What is required:
Keep only those lines of the records that include the string "EURUSD".

-------------------------

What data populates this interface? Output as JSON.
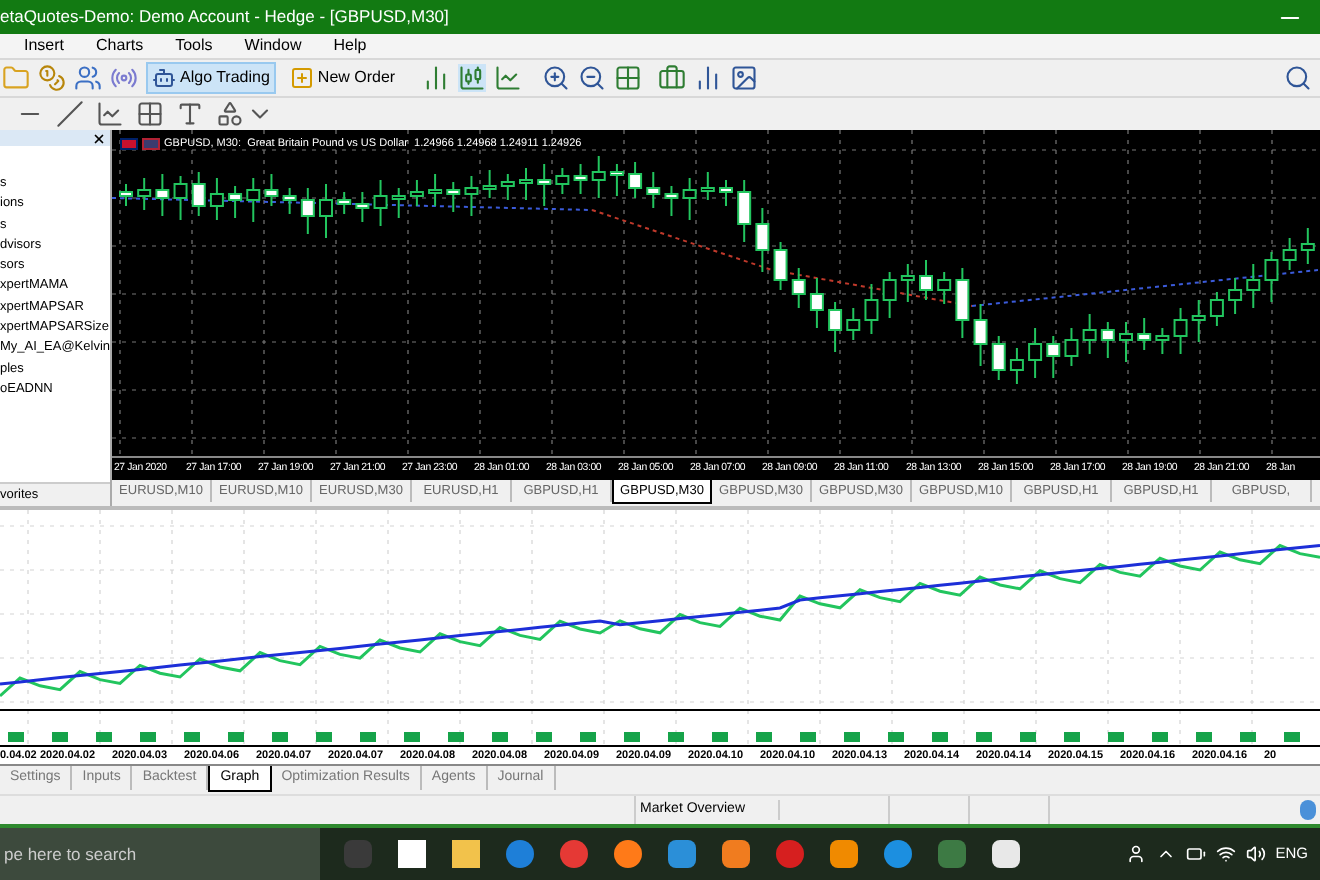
{
  "window": {
    "title": "etaQuotes-Demo: Demo Account - Hedge - [GBPUSD,M30]"
  },
  "menu": [
    "Insert",
    "Charts",
    "Tools",
    "Window",
    "Help"
  ],
  "toolbar": {
    "buttons": [
      {
        "label": "Algo Trading",
        "selected": true
      },
      {
        "label": "New Order",
        "selected": false
      }
    ]
  },
  "navigator": {
    "items": [
      "s",
      "ions",
      "s",
      "dvisors",
      "sors",
      "xpertMAMA",
      "xpertMAPSAR",
      "xpertMAPSARSize",
      "My_AI_EA@Kelvin",
      "ples",
      "oEADNN"
    ],
    "tab": "vorites"
  },
  "chart": {
    "header": "GBPUSD, M30:  Great Britain Pound vs US Dollar  1.24966 1.24968 1.24911 1.24926",
    "time_labels": [
      "27 Jan 2020",
      "27 Jan 17:00",
      "27 Jan 19:00",
      "27 Jan 21:00",
      "27 Jan 23:00",
      "28 Jan 01:00",
      "28 Jan 03:00",
      "28 Jan 05:00",
      "28 Jan 07:00",
      "28 Jan 09:00",
      "28 Jan 11:00",
      "28 Jan 13:00",
      "28 Jan 15:00",
      "28 Jan 17:00",
      "28 Jan 19:00",
      "28 Jan 21:00",
      "28 Jan"
    ]
  },
  "chart_tabs": [
    {
      "label": "EURUSD,M10",
      "selected": false
    },
    {
      "label": "EURUSD,M10",
      "selected": false
    },
    {
      "label": "EURUSD,M30",
      "selected": false
    },
    {
      "label": "EURUSD,H1",
      "selected": false
    },
    {
      "label": "GBPUSD,H1",
      "selected": false
    },
    {
      "label": "GBPUSD,M30",
      "selected": true
    },
    {
      "label": "GBPUSD,M30",
      "selected": false
    },
    {
      "label": "GBPUSD,M30",
      "selected": false
    },
    {
      "label": "GBPUSD,M10",
      "selected": false
    },
    {
      "label": "GBPUSD,H1",
      "selected": false
    },
    {
      "label": "GBPUSD,H1",
      "selected": false
    },
    {
      "label": "GBPUSD,",
      "selected": false
    }
  ],
  "graph": {
    "date_labels": [
      "0.04.02",
      "2020.04.02",
      "2020.04.03",
      "2020.04.06",
      "2020.04.07",
      "2020.04.07",
      "2020.04.08",
      "2020.04.08",
      "2020.04.09",
      "2020.04.09",
      "2020.04.10",
      "2020.04.10",
      "2020.04.13",
      "2020.04.14",
      "2020.04.14",
      "2020.04.15",
      "2020.04.16",
      "2020.04.16",
      "20"
    ]
  },
  "tester_tabs": [
    {
      "label": "Settings",
      "selected": false
    },
    {
      "label": "Inputs",
      "selected": false
    },
    {
      "label": "Backtest",
      "selected": false
    },
    {
      "label": "Graph",
      "selected": true
    },
    {
      "label": "Optimization Results",
      "selected": false
    },
    {
      "label": "Agents",
      "selected": false
    },
    {
      "label": "Journal",
      "selected": false
    }
  ],
  "status_bar": {
    "label": "Market Overview"
  },
  "taskbar": {
    "search_placeholder": "pe here to search",
    "language": "ENG"
  }
}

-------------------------

Answer area:
      "label": "EURUSD,M10",
      "label": "EURUSD,M10",
      "label": "EURUSD,M30",
      "label": "EURUSD,H1",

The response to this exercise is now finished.